Street/strip ears offer a little more flexibility in earn selection than do strictly street machin es. Again, depending on engine displaeement, look for net lift figures of from .500″-.515″ and dura­ tions extending a bit beyond 300°.

For all-out competition, the field is wide open.

Net valve lift can reach as high as .600″ with duration exceeding 330°.

Camshaft Installation Tips

When replacing a stock cam with a high perfor­ mance cam, always replace related components such as lifters, push rods, rocker arms, valve springs and spring retainers, etc. This insures that the proper relationship between camshaft and valve train components is maintained Never install a cam dry. Always use additional lubricant on wearing surfaces of the cam, tappets and other valve train components. Much of the cam’s wear comes within the first few minutes of operation. Lubrication will prevent this when the engine is started for the first time. Most manufac­ turers specify or recomm end use of a particular type of lubricant.

The timing chain and gear should always be replaced to help insure proper cam timing. Extra precautions should be tak n when installing and tightening the camshaft sprocket, since high speed vibrations can cause bolts to loosen.

Never use old lifters on a new cam and do not use solid lifters on a hydraulic cam. Hydraulic lifters do not require clearance ramps as do solid lifters, Fig. 175.

Fig. 175 Names of solid

Checking Valve-to-Piston Clearance

Always check for ample clearance betwe.en the valves and piston head, particularly when mstall­ ing a cam with increased net lift. If the prop r clearance is not maintained, it could result m severe damage to the engine through the valves hitting the pistons. To check the clearance,_ lay small soft strips of clay across the top of the p1st n near the valves. With the cam, valves, valve tram and cylinder head gasket installed, bolt the head

into place, and hand turn the engine throu h h:o complete revolutions of the crankshaft. This will insure that both valves in each cylinder move through their complete cycle of operations. Re­ move the head and measure the thickness of the impressions left by the valves in the clay. In many engines, a clearance of .060″-.080″ minimum is sufficient, but Ford calls for a minimum valve-to piston clearance of .120″. This operation should only be performed after the camshaft has been properly timed. Variations in cam timing or in the amount of valve lash can materially alter the piston/valve relationship. Clearance che king be­ fore the camshaft is timed is a waste of hme. And it is a must operation whenever any engine modi­ fication is carried out which could alter the piston/valve relationship. Such modifications in­ clude: camshaft changing or regrinding; head and block milling; and increasing compression ratios by changing head gasket, crankshaft, rods or pistons.

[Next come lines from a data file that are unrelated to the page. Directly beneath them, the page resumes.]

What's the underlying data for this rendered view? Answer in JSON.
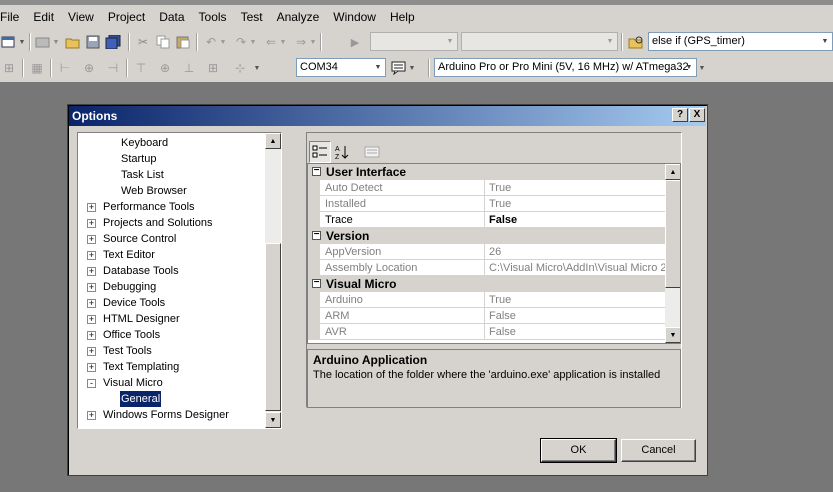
{
  "menubar": [
    "File",
    "Edit",
    "View",
    "Project",
    "Data",
    "Tools",
    "Test",
    "Analyze",
    "Window",
    "Help"
  ],
  "toolbar1": {
    "config_combo": "",
    "platform_combo": "",
    "find_combo": "else if (GPS_timer)"
  },
  "toolbar2": {
    "port_combo": "COM34",
    "board_combo": "Arduino Pro or Pro Mini (5V, 16 MHz) w/ ATmega32"
  },
  "dialog": {
    "title": "Options",
    "help_glyph": "?",
    "close_glyph": "X",
    "tree": [
      {
        "label": "Keyboard",
        "child": true
      },
      {
        "label": "Startup",
        "child": true
      },
      {
        "label": "Task List",
        "child": true
      },
      {
        "label": "Web Browser",
        "child": true
      },
      {
        "label": "Performance Tools",
        "expander": "+"
      },
      {
        "label": "Projects and Solutions",
        "expander": "+"
      },
      {
        "label": "Source Control",
        "expander": "+"
      },
      {
        "label": "Text Editor",
        "expander": "+"
      },
      {
        "label": "Database Tools",
        "expander": "+"
      },
      {
        "label": "Debugging",
        "expander": "+"
      },
      {
        "label": "Device Tools",
        "expander": "+"
      },
      {
        "label": "HTML Designer",
        "expander": "+"
      },
      {
        "label": "Office Tools",
        "expander": "+"
      },
      {
        "label": "Test Tools",
        "expander": "+"
      },
      {
        "label": "Text Templating",
        "expander": "+"
      },
      {
        "label": "Visual Micro",
        "expander": "-"
      },
      {
        "label": "General",
        "child": true,
        "selected": true
      },
      {
        "label": "Windows Forms Designer",
        "expander": "+"
      }
    ],
    "grid": [
      {
        "type": "cat",
        "label": "User Interface"
      },
      {
        "type": "prop",
        "name": "Auto Detect",
        "value": "True",
        "readonly": true
      },
      {
        "type": "prop",
        "name": "Installed",
        "value": "True",
        "readonly": true
      },
      {
        "type": "prop",
        "name": "Trace",
        "value": "False",
        "readonly": false,
        "bold": true
      },
      {
        "type": "cat",
        "label": "Version"
      },
      {
        "type": "prop",
        "name": "AppVersion",
        "value": "26",
        "readonly": true
      },
      {
        "type": "prop",
        "name": "Assembly Location",
        "value": "C:\\Visual Micro\\AddIn\\Visual Micro 2",
        "readonly": true
      },
      {
        "type": "cat",
        "label": "Visual Micro"
      },
      {
        "type": "prop",
        "name": "Arduino",
        "value": "True",
        "readonly": true
      },
      {
        "type": "prop",
        "name": "ARM",
        "value": "False",
        "readonly": true
      },
      {
        "type": "prop",
        "name": "AVR",
        "value": "False",
        "readonly": true
      }
    ],
    "description": {
      "title": "Arduino Application",
      "text": "The location of the folder where the 'arduino.exe' application is installed"
    },
    "ok_label": "OK",
    "cancel_label": "Cancel"
  },
  "colors": {
    "title_gradient_start": "#0a246a",
    "title_gradient_end": "#a6caf0",
    "selection": "#0a246a",
    "face": "#d6d3ce",
    "desktop": "#777777"
  }
}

A simpler method of measuring valve-to-piston clearance, although probably not quite so accurate can be carried out as follows:

1. Bring piston No. 1to TDC on its compression stroke and adjust valve to correct clearance.

2. Rotate crank 360°. This will place both valves in their overlap position (lightly off their seats).

3. Place a dial indicator on top of valve spring retainer, or use a mechanic’s scale beside the spring.

4. Wedge a small pry bar under the rocker arm and depress the valve until it touches the piston. Read the dial indicator or mecha ic’s scale and compare to net valve lift specifi­ cation. Repeat the procedure for each cylinder.


Ahmed Farahat is EECS engineer With 18 years of experience in the field he worked on different technological discipline and and had honored Post Graduate Diploma In Computer Science And Engineering

Related posts:

Leave a comment

Your email address will not be published. Required fields are marked *